Data records:
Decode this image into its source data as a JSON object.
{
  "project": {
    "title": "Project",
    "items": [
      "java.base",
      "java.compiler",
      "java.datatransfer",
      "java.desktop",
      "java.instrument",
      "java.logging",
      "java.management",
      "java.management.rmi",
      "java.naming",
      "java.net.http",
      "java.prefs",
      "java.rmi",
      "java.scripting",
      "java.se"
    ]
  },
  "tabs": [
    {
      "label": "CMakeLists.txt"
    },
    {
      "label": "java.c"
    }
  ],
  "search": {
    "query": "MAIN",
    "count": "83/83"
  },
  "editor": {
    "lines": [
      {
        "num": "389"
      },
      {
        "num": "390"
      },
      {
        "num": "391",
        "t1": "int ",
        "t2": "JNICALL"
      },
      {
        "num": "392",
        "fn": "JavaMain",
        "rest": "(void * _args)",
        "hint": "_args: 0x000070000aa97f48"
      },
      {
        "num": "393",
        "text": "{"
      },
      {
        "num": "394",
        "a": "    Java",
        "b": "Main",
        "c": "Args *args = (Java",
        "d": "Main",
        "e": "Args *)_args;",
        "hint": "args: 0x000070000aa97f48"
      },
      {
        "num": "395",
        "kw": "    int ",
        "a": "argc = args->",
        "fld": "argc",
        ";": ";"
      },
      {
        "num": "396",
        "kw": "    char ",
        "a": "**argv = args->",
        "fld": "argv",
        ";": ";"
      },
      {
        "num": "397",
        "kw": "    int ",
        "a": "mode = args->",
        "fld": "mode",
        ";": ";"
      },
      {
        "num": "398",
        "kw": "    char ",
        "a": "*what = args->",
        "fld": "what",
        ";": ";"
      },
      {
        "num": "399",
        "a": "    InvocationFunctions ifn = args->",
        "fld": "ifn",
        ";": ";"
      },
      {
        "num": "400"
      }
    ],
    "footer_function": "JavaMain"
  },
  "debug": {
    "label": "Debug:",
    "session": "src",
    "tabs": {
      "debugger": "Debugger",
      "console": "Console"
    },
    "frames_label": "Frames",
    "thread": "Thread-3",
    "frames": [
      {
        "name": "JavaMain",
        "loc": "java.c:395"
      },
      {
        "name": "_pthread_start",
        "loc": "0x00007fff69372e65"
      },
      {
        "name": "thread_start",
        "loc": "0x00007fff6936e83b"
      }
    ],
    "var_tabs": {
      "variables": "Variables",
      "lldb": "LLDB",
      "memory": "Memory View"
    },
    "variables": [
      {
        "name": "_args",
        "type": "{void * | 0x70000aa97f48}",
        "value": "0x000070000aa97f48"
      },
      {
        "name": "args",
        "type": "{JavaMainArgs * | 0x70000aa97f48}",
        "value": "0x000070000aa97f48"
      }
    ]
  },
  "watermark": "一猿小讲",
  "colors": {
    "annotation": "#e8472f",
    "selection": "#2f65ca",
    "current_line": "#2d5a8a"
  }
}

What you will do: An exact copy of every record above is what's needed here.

Your solution:
Decode this image into its source data as a JSON object.
{
  "project": {
    "title": "Project",
    "items": [
      "java.base",
      "java.compiler",
      "java.datatransfer",
      "java.desktop",
      "java.instrument",
      "java.logging",
      "java.management",
      "java.management.rmi",
      "java.naming",
      "java.net.http",
      "java.prefs",
      "java.rmi",
      "java.scripting",
      "java.se"
    ]
  },
  "tabs": [
    {
      "label": "CMakeLists.txt"
    },
    {
      "label": "java.c"
    }
  ],
  "search": {
    "query": "MAIN",
    "count": "83/83"
  },
  "editor": {
    "lines": [
      {
        "num": "389"
      },
      {
        "num": "390"
      },
      {
        "num": "391",
        "t1": "int ",
        "t2": "JNICALL"
      },
      {
        "num": "392",
        "fn": "JavaMain",
        "rest": "(void * _args)",
        "hint": "_args: 0x000070000aa97f48"
      },
      {
        "num": "393",
        "text": "{"
      },
      {
        "num": "394",
        "a": "    Java",
        "b": "Main",
        "c": "Args *args = (Java",
        "d": "Main",
        "e": "Args *)_args;",
        "hint": "args: 0x000070000aa97f48"
      },
      {
        "num": "395",
        "kw": "    int ",
        "a": "argc = args->",
        "fld": "argc",
        ";": ";"
      },
      {
        "num": "396",
        "kw": "    char ",
        "a": "**argv = args->",
        "fld": "argv",
        ";": ";"
      },
      {
        "num": "397",
        "kw": "    int ",
        "a": "mode = args->",
        "fld": "mode",
        ";": ";"
      },
      {
        "num": "398",
        "kw": "    char ",
        "a": "*what = args->",
        "fld": "what",
        ";": ";"
      },
      {
        "num": "399",
        "a": "    InvocationFunctions ifn = args->",
        "fld": "ifn",
        ";": ";"
      },
      {
        "num": "400"
      }
    ],
    "footer_function": "JavaMain"
  },
  "debug": {
    "label": "Debug:",
    "session": "src",
    "tabs": {
      "debugger": "Debugger",
      "console": "Console"
    },
    "frames_label": "Frames",
    "thread": "Thread-3",
    "frames": [
      {
        "name": "JavaMain",
        "loc": "java.c:395"
      },
      {
        "name": "_pthread_start",
        "loc": "0x00007fff69372e65"
      },
      {
        "name": "thread_start",
        "loc": "0x00007fff6936e83b"
      }
    ],
    "var_tabs": {
      "variables": "Variables",
      "lldb": "LLDB",
      "memory": "Memory View"
    },
    "variables": [
      {
        "name": "_args",
        "type": "{void * | 0x70000aa97f48}",
        "value": "0x000070000aa97f48"
      },
      {
        "name": "args",
        "type": "{JavaMainArgs * | 0x70000aa97f48}",
        "value": "0x000070000aa97f48"
      }
    ]
  },
  "watermark": "一猿小讲",
  "colors": {
    "annotation": "#e8472f",
    "selection": "#2f65ca",
    "current_line": "#2d5a8a"
  }
}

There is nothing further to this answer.